For severe sleep disruption, some doctors give patients yet another prescription to help them sleep. Common choices include Klonopin, an antiseizure medication; Trazodone, often used in sleep clinics for insomnia, or Prazosin, a beta blocker that helps quell anxiety. All three can bring on nightmares themselves, so some doctors see prescribing a new drug as a last resort.
Some chronic nightmare sufferers find relief with Image Rehearsal Therapy, a technique pioneered in the 1990s in which patients write out their typical nightmare, then imagine a new, benign ending for it.
Shelby Harris, director of the Behavioral Sleep Medicine Program at Montefiore Medical Center in the Bronx, N.Y., says her favorite example was a young patient who kept dreaming he was being chased by a scary man.

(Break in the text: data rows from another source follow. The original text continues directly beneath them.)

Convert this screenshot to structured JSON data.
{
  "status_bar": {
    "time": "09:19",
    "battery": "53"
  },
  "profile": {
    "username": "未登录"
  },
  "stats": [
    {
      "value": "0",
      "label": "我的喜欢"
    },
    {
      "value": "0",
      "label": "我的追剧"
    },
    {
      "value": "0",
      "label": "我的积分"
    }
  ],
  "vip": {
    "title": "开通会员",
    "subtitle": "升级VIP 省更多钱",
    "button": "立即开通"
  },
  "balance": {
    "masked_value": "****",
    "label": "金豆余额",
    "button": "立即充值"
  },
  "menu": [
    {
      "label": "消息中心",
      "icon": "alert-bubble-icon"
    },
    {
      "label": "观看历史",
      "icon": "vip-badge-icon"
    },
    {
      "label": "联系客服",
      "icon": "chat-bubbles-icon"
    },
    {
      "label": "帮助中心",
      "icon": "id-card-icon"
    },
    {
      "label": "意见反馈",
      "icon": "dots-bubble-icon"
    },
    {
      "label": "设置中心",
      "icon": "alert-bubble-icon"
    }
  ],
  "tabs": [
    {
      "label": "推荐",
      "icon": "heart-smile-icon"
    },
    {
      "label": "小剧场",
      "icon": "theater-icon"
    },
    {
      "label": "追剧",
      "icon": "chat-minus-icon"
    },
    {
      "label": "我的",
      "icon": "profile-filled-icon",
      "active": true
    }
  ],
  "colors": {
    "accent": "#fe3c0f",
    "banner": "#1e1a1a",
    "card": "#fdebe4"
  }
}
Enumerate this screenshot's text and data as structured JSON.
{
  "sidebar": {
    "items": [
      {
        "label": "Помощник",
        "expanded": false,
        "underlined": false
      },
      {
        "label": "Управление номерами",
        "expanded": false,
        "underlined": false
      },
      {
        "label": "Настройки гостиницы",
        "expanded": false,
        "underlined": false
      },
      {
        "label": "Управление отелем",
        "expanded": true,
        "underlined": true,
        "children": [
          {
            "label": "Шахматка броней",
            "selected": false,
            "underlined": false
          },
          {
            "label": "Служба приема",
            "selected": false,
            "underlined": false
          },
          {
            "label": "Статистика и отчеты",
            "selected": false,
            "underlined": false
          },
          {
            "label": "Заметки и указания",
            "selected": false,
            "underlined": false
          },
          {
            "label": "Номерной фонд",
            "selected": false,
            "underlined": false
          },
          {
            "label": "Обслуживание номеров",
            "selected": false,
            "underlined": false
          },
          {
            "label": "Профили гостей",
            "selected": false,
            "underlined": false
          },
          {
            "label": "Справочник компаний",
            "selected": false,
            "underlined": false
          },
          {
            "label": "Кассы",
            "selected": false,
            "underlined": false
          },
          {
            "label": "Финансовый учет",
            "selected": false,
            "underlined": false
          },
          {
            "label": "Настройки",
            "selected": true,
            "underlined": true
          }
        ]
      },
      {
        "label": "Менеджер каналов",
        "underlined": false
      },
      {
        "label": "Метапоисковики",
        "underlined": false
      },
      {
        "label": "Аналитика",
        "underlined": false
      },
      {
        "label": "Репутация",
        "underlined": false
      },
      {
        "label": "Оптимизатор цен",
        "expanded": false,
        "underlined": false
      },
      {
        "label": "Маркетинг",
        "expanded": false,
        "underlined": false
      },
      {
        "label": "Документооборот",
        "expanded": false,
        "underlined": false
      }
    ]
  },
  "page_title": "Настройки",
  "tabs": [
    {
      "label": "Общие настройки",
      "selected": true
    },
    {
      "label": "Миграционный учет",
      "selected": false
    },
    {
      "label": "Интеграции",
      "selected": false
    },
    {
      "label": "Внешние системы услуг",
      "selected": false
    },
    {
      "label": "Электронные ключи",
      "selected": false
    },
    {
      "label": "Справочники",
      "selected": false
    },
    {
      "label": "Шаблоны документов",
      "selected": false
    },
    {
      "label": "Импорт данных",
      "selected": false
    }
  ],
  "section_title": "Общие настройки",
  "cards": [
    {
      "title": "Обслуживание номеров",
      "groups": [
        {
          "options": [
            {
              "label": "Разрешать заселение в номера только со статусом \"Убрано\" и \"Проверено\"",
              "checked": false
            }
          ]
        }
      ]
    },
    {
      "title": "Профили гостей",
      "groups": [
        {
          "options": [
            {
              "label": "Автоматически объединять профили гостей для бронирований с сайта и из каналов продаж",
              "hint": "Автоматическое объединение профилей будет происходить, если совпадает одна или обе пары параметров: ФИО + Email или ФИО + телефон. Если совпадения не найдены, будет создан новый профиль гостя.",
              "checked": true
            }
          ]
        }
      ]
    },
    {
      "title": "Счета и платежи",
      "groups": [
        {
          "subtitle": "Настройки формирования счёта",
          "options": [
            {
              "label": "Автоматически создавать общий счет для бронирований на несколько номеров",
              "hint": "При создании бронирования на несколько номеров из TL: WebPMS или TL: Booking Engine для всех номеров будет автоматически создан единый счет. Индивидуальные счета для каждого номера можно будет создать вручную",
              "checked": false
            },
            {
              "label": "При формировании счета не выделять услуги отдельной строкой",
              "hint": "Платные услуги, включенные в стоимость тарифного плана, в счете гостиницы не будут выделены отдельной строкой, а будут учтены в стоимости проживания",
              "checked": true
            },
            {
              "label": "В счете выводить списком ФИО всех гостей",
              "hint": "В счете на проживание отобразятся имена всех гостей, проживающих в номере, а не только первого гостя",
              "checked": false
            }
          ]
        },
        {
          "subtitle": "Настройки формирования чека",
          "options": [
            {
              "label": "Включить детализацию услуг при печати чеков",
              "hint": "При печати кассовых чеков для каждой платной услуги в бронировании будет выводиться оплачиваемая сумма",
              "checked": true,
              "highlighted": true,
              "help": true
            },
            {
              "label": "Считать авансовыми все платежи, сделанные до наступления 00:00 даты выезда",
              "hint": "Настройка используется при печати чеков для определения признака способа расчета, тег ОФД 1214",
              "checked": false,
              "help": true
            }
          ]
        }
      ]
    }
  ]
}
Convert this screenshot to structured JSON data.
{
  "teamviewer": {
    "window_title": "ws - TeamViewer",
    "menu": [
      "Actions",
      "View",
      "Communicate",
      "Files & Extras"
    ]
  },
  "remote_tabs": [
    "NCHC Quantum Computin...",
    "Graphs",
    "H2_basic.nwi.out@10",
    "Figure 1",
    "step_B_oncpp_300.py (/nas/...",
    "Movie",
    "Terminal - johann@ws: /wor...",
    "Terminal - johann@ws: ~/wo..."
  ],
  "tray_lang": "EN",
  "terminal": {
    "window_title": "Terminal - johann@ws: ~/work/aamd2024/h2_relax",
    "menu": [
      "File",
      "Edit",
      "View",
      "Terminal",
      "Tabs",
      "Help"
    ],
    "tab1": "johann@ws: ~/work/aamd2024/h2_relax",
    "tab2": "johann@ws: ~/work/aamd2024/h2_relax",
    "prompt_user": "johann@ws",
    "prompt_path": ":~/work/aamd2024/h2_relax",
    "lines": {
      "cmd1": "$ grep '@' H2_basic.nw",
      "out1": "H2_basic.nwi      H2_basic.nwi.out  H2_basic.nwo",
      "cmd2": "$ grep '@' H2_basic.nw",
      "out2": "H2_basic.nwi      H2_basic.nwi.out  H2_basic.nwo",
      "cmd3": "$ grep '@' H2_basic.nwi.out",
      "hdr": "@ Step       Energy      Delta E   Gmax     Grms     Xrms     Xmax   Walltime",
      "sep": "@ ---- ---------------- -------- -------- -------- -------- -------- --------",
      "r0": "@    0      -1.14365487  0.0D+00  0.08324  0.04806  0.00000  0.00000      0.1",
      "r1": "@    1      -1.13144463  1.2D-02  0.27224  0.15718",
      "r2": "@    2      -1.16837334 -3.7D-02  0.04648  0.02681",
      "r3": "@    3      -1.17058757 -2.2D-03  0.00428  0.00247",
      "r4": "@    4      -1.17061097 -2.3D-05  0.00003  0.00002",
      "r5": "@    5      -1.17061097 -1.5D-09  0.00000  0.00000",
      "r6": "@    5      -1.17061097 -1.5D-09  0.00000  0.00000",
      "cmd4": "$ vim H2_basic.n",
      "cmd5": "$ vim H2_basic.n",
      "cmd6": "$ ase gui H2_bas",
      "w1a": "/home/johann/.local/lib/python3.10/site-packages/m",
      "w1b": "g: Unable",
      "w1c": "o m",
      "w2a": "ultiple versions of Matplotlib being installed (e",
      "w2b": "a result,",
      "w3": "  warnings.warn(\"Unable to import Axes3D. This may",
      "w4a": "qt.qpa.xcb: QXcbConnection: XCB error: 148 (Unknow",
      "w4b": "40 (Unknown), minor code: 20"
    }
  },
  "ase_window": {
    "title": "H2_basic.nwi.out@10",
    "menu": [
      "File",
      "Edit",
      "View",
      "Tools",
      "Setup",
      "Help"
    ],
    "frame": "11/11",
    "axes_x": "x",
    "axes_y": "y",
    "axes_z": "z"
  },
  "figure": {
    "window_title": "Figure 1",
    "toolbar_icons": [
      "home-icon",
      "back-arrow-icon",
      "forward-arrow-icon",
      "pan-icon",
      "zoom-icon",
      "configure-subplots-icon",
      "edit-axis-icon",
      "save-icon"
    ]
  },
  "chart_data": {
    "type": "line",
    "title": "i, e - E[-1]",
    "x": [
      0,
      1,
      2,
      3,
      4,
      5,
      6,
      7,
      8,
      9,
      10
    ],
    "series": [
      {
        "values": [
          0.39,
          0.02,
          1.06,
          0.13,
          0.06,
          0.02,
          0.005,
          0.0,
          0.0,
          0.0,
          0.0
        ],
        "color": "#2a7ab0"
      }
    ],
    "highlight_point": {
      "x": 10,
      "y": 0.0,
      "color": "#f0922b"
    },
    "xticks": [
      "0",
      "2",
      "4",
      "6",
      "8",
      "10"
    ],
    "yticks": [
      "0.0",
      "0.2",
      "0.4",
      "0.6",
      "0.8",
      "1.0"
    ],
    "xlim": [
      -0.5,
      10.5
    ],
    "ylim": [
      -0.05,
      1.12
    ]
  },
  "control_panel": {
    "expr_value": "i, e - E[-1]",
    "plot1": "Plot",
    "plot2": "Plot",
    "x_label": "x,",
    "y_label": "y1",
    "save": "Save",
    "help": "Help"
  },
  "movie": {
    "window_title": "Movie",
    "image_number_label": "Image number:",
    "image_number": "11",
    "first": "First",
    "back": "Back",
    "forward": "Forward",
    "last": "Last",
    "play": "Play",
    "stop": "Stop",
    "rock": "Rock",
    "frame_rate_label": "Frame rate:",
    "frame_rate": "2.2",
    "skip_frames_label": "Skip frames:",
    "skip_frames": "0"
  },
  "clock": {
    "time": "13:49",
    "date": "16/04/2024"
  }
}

In the new scenario he concocted, the setting was the theme park in Hershey, Pa. The man was made of chocolate and the boy ate him.
Patients practice visualizing the new dream several times a day for several weeks. Even if that particular dream never recurs, the nightmares typically end. "Once people believe they have control over their nightmare, that's when they start to get better," says Dr. Harris.
Experts say that people who are troubled by nightmares should let their doctors know. Disturbed REM sleep and vivid dreaming can also be an early warning sign of some types of epilepsy, dementia and Parkinson's disease.
"It's important to address whether [nightmares] are due to a medication or if something else is going on," says Dr. Harris. "Don't assume that nothing can be done."
*Opinions offered may not reflect the views of Point of Return.